A recent study designed by New York University and published by the Journal of Medical Internet Research exposed the consumer perspective of health app use in the U.S. More than 1,600 mobile phone users were surveyed, assessing sociodemographic characteristics, health app history and reasons for use and the status of their overall health.
Consumers want access to health records and physicians, to “more accurately communicate and monitor their health.” But product sophistication and an accurate understanding of consumer profiles limit capability.
More than half of mobile users have downloaded mobile health apps, with the majority seeking fitness and nutrition goals. However, while mobile health app usage is extensive throughout the population and increasing in popularity, there are a vast number of people not engaged. Even more stop using them.
One of the biggest survery trends was improved communication with healthcare providers; 57 percent of respondents were interested in apps capable of making an appointment or directly connecting to physicians. More than 60 percent wanted an app to access their medical records.
“The potential in this use of apps is great, and healthcare systems must embrace this technology and work through privacy and regulatory barriers to supply the services that patients are already requesting,” the report states.

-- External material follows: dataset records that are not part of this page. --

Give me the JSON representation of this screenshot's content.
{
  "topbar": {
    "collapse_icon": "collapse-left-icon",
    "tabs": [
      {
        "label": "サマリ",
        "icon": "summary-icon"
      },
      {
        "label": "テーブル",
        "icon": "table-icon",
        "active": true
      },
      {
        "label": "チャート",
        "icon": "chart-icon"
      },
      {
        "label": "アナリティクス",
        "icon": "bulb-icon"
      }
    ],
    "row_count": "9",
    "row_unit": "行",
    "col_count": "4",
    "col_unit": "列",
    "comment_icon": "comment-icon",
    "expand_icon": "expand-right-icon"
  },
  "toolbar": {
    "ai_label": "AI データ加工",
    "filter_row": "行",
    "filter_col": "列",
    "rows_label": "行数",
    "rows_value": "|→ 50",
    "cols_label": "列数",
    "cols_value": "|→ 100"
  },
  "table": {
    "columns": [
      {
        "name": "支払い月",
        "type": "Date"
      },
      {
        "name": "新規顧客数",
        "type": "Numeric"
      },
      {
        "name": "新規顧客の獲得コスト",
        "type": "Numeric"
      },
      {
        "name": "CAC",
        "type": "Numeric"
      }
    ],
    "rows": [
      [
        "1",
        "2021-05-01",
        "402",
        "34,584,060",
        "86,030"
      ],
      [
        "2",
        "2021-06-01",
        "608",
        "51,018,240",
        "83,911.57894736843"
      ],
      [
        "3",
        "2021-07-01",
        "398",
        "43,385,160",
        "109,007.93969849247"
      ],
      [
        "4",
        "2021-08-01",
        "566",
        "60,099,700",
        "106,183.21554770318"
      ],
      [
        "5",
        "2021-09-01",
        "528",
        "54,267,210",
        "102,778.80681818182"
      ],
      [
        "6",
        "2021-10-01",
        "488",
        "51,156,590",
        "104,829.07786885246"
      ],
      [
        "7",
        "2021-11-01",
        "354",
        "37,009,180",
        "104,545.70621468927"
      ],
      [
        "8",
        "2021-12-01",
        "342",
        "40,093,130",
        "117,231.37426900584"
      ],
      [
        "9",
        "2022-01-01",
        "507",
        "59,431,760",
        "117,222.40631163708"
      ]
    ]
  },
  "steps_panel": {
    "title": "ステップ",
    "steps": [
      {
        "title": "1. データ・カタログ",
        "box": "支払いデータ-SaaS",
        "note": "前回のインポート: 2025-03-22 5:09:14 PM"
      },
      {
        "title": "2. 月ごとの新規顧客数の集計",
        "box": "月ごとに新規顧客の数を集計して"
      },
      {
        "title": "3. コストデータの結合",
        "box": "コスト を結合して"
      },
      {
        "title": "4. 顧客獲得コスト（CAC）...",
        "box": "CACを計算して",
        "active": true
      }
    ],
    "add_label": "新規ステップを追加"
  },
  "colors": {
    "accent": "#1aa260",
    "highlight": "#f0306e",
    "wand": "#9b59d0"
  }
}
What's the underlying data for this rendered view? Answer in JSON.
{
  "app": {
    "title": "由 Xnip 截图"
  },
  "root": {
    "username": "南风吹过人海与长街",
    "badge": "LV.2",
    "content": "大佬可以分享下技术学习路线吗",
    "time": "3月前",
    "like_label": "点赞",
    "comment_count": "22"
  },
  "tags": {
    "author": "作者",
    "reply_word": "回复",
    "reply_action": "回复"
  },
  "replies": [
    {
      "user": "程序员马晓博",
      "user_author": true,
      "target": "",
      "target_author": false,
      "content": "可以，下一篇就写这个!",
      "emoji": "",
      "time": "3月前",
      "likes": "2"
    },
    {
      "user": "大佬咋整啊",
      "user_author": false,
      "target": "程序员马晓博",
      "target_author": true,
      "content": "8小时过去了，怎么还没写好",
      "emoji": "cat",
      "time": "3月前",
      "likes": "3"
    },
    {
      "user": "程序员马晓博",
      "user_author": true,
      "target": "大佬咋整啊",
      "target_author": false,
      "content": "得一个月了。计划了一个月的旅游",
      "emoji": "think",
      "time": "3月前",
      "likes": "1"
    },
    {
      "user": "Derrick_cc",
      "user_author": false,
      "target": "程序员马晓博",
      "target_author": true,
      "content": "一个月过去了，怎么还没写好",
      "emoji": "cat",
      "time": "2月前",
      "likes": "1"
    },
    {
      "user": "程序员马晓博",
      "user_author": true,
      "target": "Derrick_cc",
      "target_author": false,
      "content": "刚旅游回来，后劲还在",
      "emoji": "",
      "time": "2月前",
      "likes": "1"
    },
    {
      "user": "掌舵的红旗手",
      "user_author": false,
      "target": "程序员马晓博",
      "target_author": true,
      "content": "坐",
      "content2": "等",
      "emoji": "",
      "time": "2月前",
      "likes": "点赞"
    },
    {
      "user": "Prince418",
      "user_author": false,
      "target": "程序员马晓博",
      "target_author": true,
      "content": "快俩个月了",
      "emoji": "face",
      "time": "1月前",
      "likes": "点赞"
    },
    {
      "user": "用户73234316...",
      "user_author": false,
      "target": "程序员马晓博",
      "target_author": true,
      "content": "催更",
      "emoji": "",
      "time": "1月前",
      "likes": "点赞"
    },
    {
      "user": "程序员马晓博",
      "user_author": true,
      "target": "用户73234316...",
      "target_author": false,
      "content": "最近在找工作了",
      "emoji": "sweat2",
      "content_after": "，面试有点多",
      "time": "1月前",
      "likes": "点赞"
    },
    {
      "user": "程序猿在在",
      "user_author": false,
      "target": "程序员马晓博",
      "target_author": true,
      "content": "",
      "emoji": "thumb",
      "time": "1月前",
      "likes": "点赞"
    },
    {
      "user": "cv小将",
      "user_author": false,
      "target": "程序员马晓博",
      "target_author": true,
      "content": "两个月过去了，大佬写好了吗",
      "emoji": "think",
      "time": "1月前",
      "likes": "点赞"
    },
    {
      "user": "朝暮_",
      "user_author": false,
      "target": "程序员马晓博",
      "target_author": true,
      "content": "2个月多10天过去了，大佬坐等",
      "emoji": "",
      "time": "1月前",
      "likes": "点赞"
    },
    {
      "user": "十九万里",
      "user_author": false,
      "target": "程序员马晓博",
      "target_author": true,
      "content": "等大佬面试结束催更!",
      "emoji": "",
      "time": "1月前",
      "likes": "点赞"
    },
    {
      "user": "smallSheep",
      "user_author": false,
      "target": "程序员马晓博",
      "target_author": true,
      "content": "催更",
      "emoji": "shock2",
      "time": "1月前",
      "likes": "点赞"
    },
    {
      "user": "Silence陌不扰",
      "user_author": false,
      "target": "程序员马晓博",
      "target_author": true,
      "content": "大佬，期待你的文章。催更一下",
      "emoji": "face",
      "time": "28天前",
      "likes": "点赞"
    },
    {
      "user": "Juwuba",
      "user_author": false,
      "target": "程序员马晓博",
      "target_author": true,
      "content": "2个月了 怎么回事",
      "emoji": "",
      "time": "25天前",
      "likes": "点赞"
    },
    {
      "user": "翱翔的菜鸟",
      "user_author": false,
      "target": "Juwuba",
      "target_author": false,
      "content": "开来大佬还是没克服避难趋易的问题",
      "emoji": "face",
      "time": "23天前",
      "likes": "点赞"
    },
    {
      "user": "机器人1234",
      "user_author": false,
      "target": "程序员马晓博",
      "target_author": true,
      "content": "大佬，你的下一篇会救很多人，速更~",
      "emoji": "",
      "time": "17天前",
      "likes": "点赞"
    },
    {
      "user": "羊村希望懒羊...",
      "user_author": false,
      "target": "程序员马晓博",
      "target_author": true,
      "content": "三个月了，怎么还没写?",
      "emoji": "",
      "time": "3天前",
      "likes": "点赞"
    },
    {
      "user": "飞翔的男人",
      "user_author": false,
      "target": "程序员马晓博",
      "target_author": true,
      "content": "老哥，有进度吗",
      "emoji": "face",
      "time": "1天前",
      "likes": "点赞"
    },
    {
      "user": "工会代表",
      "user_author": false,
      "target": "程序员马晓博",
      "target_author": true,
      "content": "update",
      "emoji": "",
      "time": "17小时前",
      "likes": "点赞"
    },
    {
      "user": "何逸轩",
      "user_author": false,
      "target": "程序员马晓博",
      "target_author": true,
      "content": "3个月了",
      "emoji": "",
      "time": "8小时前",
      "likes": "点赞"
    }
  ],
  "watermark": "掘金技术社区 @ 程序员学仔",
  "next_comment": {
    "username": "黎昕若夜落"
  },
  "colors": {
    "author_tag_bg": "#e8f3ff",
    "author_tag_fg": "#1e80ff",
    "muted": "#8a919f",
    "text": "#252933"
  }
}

One major barrier is that healthcare professionals aren’t involved with the design of the majority of health apps. In fact, 1/5 of health apps merely provide information with limited functionality. Also the data revealed app developers need to enforce clinical trials to test effectiveness, which will expand the appeal and reach. Additionally, there need to be cost reductions – a major consumer concern.